▸ Task objective: Go line by line through the data below and count those that hold "lbrown". Return only the number.

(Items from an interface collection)
━━━━━━━━━━━━━━━━

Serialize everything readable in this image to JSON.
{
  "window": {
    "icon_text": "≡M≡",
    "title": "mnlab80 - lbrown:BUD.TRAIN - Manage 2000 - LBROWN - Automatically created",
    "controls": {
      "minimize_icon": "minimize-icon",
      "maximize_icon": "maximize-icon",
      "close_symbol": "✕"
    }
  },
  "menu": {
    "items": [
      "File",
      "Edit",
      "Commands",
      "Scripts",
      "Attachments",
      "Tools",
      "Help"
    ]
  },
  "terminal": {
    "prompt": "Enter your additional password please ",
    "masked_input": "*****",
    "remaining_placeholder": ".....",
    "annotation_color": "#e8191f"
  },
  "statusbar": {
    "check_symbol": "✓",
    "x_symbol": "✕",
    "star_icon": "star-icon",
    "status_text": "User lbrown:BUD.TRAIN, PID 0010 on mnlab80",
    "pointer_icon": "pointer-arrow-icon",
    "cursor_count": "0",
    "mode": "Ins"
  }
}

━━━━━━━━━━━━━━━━

▸ Output for this exercise: 2